A promising new development known as the FFC Cambridge Process may result in producing Titanium at a lower cost than the original Kroll process that is still in use to this day.
The Properties of Titanium
Titanium is a chemical element with the symbol Ti.
It has a silvery white metallic lustre when pure.
It is as strong as steel but is only just over half its weight and is twice as strong as aluminium.
Titanium based alloys have very high strength-to-weight ratios.
Titanium is ductile, malleable, wieldable and easily worked.
It is obtainable in a number of formats that include wire, sheet, rod, foil, granules, sponge and powder.
It has an extremely low response to magnetism.
Titanium has a very low electrical resistivity and thermal conductivity.
Titanium is highly corrosion resistant, it is impervious to seawater, chlorine and a broad range of acids, unless concentrated, and alkalis.
Titanium burns in air and is one of the very few elements to burn in Nitrogen (it makes great fireworks!)
The metal is physiologically inert and non-toxic. i.e. it has no effect on the human or animal body.
It is the ninth most plentiful element present in the Earths crust. It has been found in meteorites and detected in the sun and class M stars.
Approximately 90% of worldwide usage is in the form of Titanium alloys or Titanium compounds Titanium Applications
The Apollo 17 moon mission brought back rocks containing Titanium compounds.
Titanium is recognized as a critical strategic metal for its’ importance to the military.
During the cold war the Soviet Union, a producer of Titanium, used the metal and its’ alloys as the principal material in the construction of its submarine fleet as it is impervious to seawater.
Russia made an attempt to corner the market in Titanium to deprive the US and its allies of the material.
Titanium and its’ alloys are used in the manufacture of armored vehicles, military aircraft including stealth planes, naval applications, ordnance and spacecraft.
Titanium Dioxide is widely used in paint, paper, plastics, toothpaste and cement for its intense whiteness, permanency, excellent covering properties and the ability to add strength to the product.
It is recognized for its ability to alloy with other metals to improve their strength durability and lightness.

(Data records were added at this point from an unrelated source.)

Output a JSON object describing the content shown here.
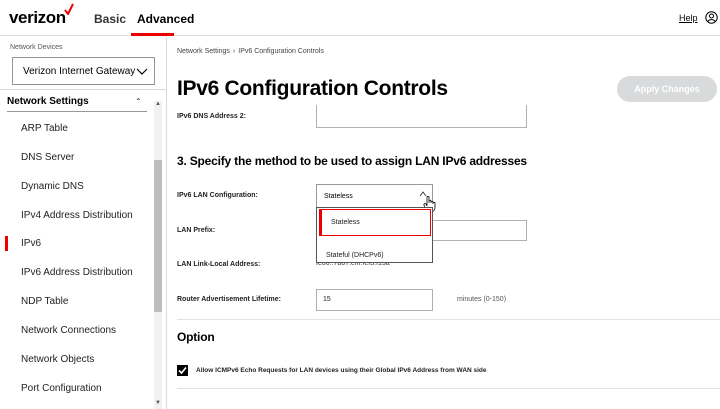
{
  "header": {
    "logo_text": "verizon",
    "tabs": [
      {
        "label": "Basic",
        "active": false
      },
      {
        "label": "Advanced",
        "active": true
      }
    ],
    "help_label": "Help",
    "accent_color": "#ee0000"
  },
  "sidebar": {
    "devices_label": "Network Devices",
    "device_selected": "Verizon Internet Gateway",
    "section_title": "Network Settings",
    "items": [
      {
        "label": "ARP Table",
        "active": false
      },
      {
        "label": "DNS Server",
        "active": false
      },
      {
        "label": "Dynamic DNS",
        "active": false
      },
      {
        "label": "IPv4 Address Distribution",
        "active": false
      },
      {
        "label": "IPv6",
        "active": true
      },
      {
        "label": "IPv6 Address Distribution",
        "active": false
      },
      {
        "label": "NDP Table",
        "active": false
      },
      {
        "label": "Network Connections",
        "active": false
      },
      {
        "label": "Network Objects",
        "active": false
      },
      {
        "label": "Port Configuration",
        "active": false
      }
    ]
  },
  "main": {
    "breadcrumb": [
      "Network Settings",
      "IPv6 Configuration Controls"
    ],
    "title": "IPv6 Configuration Controls",
    "apply_button": "Apply Changes",
    "dns2_label": "IPv6 DNS Address 2:",
    "dns2_value": "",
    "section3_title": "3. Specify the method to be used to assign LAN IPv6 addresses",
    "lan_config_label": "IPv6 LAN Configuration:",
    "lan_config_value": "Stateless",
    "lan_config_options": [
      "Stateless",
      "Stateful (DHCPv6)"
    ],
    "lan_prefix_label": "LAN Prefix:",
    "lan_prefix_value": "",
    "link_local_label": "LAN Link-Local Address:",
    "link_local_value": "fe80::7a67:efff:fef3:f15a",
    "router_adv_label": "Router Advertisement Lifetime:",
    "router_adv_value": "15",
    "router_adv_hint": "minutes (0-150)",
    "option_title": "Option",
    "icmp_checkbox_label": "Allow ICMPv6 Echo Requests for LAN devices using their Global IPv6 Address from WAN side",
    "icmp_checked": true
  }
}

Titanium alloys are an essential component in the skins of wide body aircraft, landing gear and hydraulic tubing. A Boeing 777 uses 58 tons of the metal and the Airbus A380 is projected to use 67 tons and a further 10 tons in the engines.

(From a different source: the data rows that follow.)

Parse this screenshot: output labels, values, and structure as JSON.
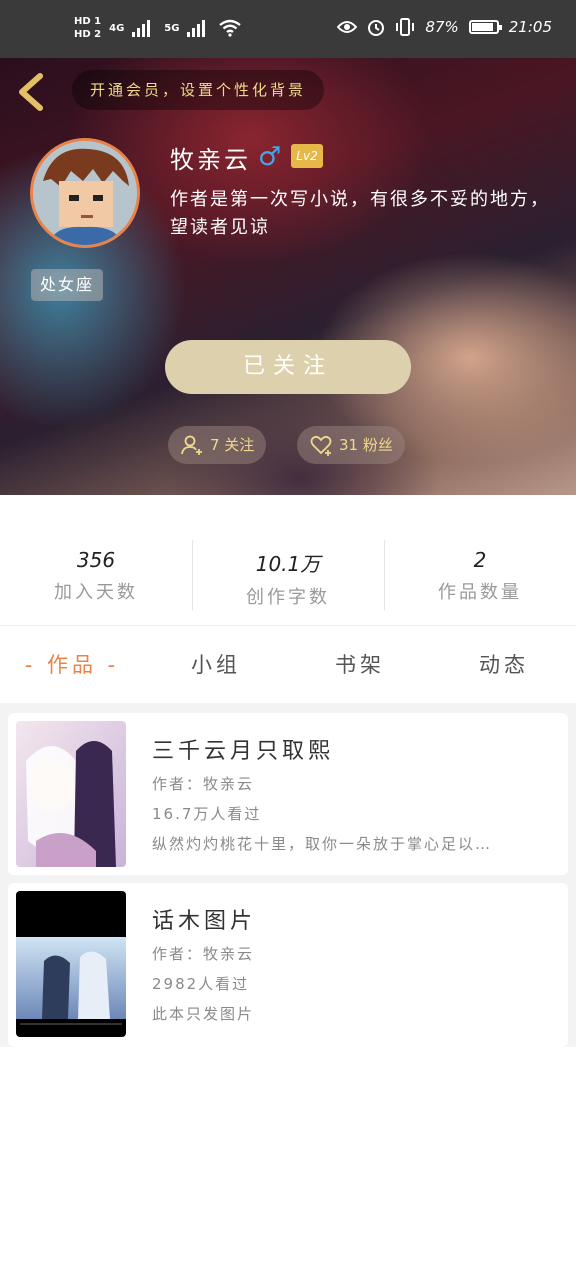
{
  "status_bar": {
    "hd1": "HD 1",
    "hd2": "HD 2",
    "net1": "4G",
    "net2": "5G",
    "battery_percent": "87%",
    "battery_level": 0.87,
    "time": "21:05"
  },
  "header": {
    "vip_prompt": "开通会员，设置个性化背景",
    "username": "牧亲云",
    "gender_symbol": "♂",
    "level": "Lv2",
    "bio": "作者是第一次写小说，有很多不妥的地方，望读者见谅",
    "zodiac": "处女座",
    "follow_button": "已关注",
    "following_chip": "7 关注",
    "fans_chip": "31 粉丝"
  },
  "stats": [
    {
      "value": "356",
      "label": "加入天数"
    },
    {
      "value": "10.1万",
      "label": "创作字数"
    },
    {
      "value": "2",
      "label": "作品数量"
    }
  ],
  "tabs": [
    "- 作品 -",
    "小组",
    "书架",
    "动态"
  ],
  "works": [
    {
      "title": "三千云月只取熙",
      "author": "作者：牧亲云",
      "views": "16.7万人看过",
      "desc": "纵然灼灼桃花十里，取你一朵放于掌心足以…"
    },
    {
      "title": "话木图片",
      "author": "作者：牧亲云",
      "views": "2982人看过",
      "desc": "此本只发图片"
    }
  ],
  "colors": {
    "accent": "#e8844a",
    "vip_gold": "#f1d88a",
    "follow_button": "#ddd1ad"
  }
}
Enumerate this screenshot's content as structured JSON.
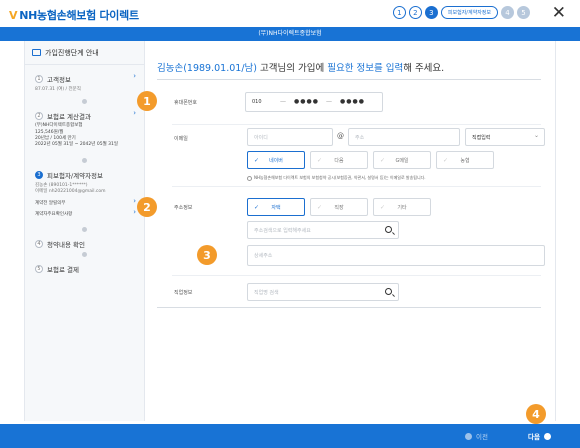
{
  "header": {
    "logo_mark": "V",
    "logo_text": "NH농협손해보험 다이렉트",
    "steps": [
      "1",
      "2",
      "3",
      "4",
      "5"
    ],
    "active_step_label": "피보험자/계약자정보",
    "close_symbol": "✕"
  },
  "banner": {
    "title": "(무)NH다이렉트종합보험"
  },
  "sidebar": {
    "heading": "가입진행단계 안내",
    "s1": {
      "num": "1",
      "title": "고객정보",
      "sub": "87.07.31 (여) / 전문직"
    },
    "s2": {
      "num": "2",
      "title": "보험료 계산결과",
      "lines": [
        "(무)NH다이렉트종합보험",
        "125,546원/월",
        "20년납 / 100세 만기",
        "2022년 05월 31일 ~ 2042년 05월 31일"
      ]
    },
    "s3": {
      "num": "3",
      "title": "피보험자/계약자정보",
      "lines": [
        "김농손 (890101-1******)",
        "이메일 nh20221004@gmail.com"
      ],
      "link1": "계약전 알릴의무",
      "link2": "계약자주요확인사항"
    },
    "s4": {
      "num": "4",
      "title": "청약내용 확인"
    },
    "s5": {
      "num": "5",
      "title": "보험료 결제"
    },
    "chevron": "›"
  },
  "main": {
    "headline_name": "김농손(1989.01.01/남)",
    "headline_mid": " 고객님의 가입에 ",
    "headline_emph": "필요한 정보를 입력",
    "headline_end": "해 주세요.",
    "phone": {
      "label": "휴대폰번호",
      "prefix": "010",
      "mid": "●●●●",
      "last": "●●●●",
      "dash": "—"
    },
    "email": {
      "label": "이메일",
      "id_placeholder": "아이디",
      "at": "@",
      "domain_placeholder": "주소",
      "select_value": "직접입력",
      "chevron": "⌄",
      "options": [
        "네이버",
        "다음",
        "G메일",
        "농협"
      ],
      "check": "✓",
      "note": "NH농협손해보험 다이렉트 보험의 보험청약 공시(보험증권, 약관서, 설명서 등)는 이메일로 발송됩니다."
    },
    "address": {
      "label": "주소정보",
      "options": [
        "자택",
        "직장",
        "기타"
      ],
      "search_placeholder": "주소검색으로 입력해주세요",
      "detail_placeholder": "상세주소"
    },
    "job": {
      "label": "직업정보",
      "search_placeholder": "직업명 검색"
    }
  },
  "markers": [
    "1",
    "2",
    "3",
    "4"
  ],
  "footer": {
    "prev": "이전",
    "next": "다음"
  },
  "colors": {
    "primary": "#1873d5",
    "accent": "#f39b2b"
  }
}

Heat exchangers in desalination plants rely on Titanium for its non-corrosion properties and it is even used in heater-chillers in aquariums.
It is an effective catalyst in a number of commercially important chemical processes.